The decision to fund the so-called BRAIN Initiative is a no-brainer. Congress should approve the President’s request without taking money from other vital medical research programs, as some Republican leaders have suggested.

Cuts in medical research will lead to fewer scientific breakthroughs and technological discoveries. Past examples include heart transplants, cardiopulmonary bypasses, and links between dietary fat, cholesterol, and atherosclerosis.

Brain disease affects one in six Americans, or 50 million people. It cost the nation an estimated $500 billion last year. New research should uncover ways to treat, cure, and even prevent brain disorders.

The BRAIN (Brain Research through Advancing Innovative Neurotechnologies) project would develop technology to record the electrical activity of individual cells and complex neural circuits in the brain. That includes 100 billion cells and trillions of connections.

Projects such as this one represent government at its best, working with academia and business to reap broad economic and social benefits. BRAIN could improve the lives of billions of people around the world for generations to come, alleviating suffering and reducing the enormous costs of treatment and long-term care for brain-related disorders.

As such projects turn genetic research into a major industry, they also create tens of thousands of jobs, supporting the National Institutes of Health, the Defense Advanced Research Projects Agency, and the National Science Foundation. Private companies, universities, and philanthropists partner with federal agencies, attracting some of the world’s top scientists, researchers, and entrepreneurs to their programs.

The American-led Human Genome Project, authorized by Congress in 1990, has created diverse technologies, including tailored drug therapies for cancer. There are no better examples of the stupidity of automatic, across-the-board budget cuts under the so-called sequester — including $85 billion this year alone — than reductions to medical research.

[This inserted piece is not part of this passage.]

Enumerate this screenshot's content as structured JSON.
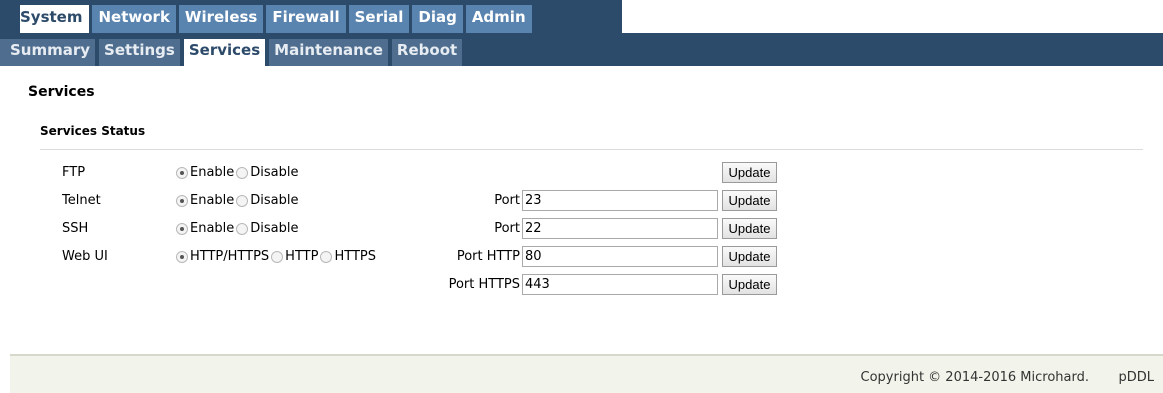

President Obama has failed to reach an agreement with Republicans to repeal the sequester, which will cut about $2.4 billion from the National Institutes of Health budget this year alone, forcing a loss of 33,000 U.S. jobs. Meanwhile, China, India, the European Union, and Russia plan to increase their research investments, despite strained budgets.

The $100 million seed money for the BRAIN Initiative is a minuscule part of the federal budget. It would cost less than repairing and rebuilding a mile of urban freeway. Budgets are about setting priorities. That’s what Americans pay the President and Congress to do.

Medical research is an investment in the nation’s future. It must be protected.